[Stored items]
----

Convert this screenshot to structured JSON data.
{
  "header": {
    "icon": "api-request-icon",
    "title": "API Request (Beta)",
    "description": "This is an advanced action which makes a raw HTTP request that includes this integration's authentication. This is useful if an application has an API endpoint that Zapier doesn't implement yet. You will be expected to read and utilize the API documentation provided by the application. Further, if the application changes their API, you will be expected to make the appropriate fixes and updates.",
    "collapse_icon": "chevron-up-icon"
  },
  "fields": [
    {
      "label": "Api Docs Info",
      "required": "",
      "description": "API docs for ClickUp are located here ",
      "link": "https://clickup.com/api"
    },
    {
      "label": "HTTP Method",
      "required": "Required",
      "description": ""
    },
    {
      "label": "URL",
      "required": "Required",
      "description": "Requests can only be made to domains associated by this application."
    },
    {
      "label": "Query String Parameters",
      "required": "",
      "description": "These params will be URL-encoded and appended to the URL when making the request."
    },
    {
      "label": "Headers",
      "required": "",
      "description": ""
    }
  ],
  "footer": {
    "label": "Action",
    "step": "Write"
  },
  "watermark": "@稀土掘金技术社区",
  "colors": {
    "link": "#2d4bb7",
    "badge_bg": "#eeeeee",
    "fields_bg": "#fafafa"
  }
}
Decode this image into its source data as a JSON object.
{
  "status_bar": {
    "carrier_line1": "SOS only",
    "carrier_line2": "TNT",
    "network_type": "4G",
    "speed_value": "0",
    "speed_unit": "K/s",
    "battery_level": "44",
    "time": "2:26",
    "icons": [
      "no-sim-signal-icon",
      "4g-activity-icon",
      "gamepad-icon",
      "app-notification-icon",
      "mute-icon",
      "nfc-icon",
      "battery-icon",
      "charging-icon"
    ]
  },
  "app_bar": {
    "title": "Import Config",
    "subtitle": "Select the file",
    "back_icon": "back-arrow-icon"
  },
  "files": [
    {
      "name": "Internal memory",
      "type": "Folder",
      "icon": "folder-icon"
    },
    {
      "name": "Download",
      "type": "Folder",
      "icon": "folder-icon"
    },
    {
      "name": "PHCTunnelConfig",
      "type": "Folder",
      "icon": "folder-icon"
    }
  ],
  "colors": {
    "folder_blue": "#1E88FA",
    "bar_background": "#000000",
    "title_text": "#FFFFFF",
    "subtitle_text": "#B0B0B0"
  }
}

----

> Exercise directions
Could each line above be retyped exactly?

> Response to the exercise
Convert this screenshot to structured JSON data.
{
  "header": {
    "icon": "api-request-icon",
    "title": "API Request (Beta)",
    "description": "This is an advanced action which makes a raw HTTP request that includes this integration's authentication. This is useful if an application has an API endpoint that Zapier doesn't implement yet. You will be expected to read and utilize the API documentation provided by the application. Further, if the application changes their API, you will be expected to make the appropriate fixes and updates.",
    "collapse_icon": "chevron-up-icon"
  },
  "fields": [
    {
      "label": "Api Docs Info",
      "required": "",
      "description": "API docs for ClickUp are located here ",
      "link": "https://clickup.com/api"
    },
    {
      "label": "HTTP Method",
      "required": "Required",
      "description": ""
    },
    {
      "label": "URL",
      "required": "Required",
      "description": "Requests can only be made to domains associated by this application."
    },
    {
      "label": "Query String Parameters",
      "required": "",
      "description": "These params will be URL-encoded and appended to the URL when making the request."
    },
    {
      "label": "Headers",
      "required": "",
      "description": ""
    }
  ],
  "footer": {
    "label": "Action",
    "step": "Write"
  },
  "watermark": "@稀土掘金技术社区",
  "colors": {
    "link": "#2d4bb7",
    "badge_bg": "#eeeeee",
    "fields_bg": "#fafafa"
  }
}
Decode this image into its source data as a JSON object.
{
  "status_bar": {
    "carrier_line1": "SOS only",
    "carrier_line2": "TNT",
    "network_type": "4G",
    "speed_value": "0",
    "speed_unit": "K/s",
    "battery_level": "44",
    "time": "2:26",
    "icons": [
      "no-sim-signal-icon",
      "4g-activity-icon",
      "gamepad-icon",
      "app-notification-icon",
      "mute-icon",
      "nfc-icon",
      "battery-icon",
      "charging-icon"
    ]
  },
  "app_bar": {
    "title": "Import Config",
    "subtitle": "Select the file",
    "back_icon": "back-arrow-icon"
  },
  "files": [
    {
      "name": "Internal memory",
      "type": "Folder",
      "icon": "folder-icon"
    },
    {
      "name": "Download",
      "type": "Folder",
      "icon": "folder-icon"
    },
    {
      "name": "PHCTunnelConfig",
      "type": "Folder",
      "icon": "folder-icon"
    }
  ],
  "colors": {
    "folder_blue": "#1E88FA",
    "bar_background": "#000000",
    "title_text": "#FFFFFF",
    "subtitle_text": "#B0B0B0"
  }
}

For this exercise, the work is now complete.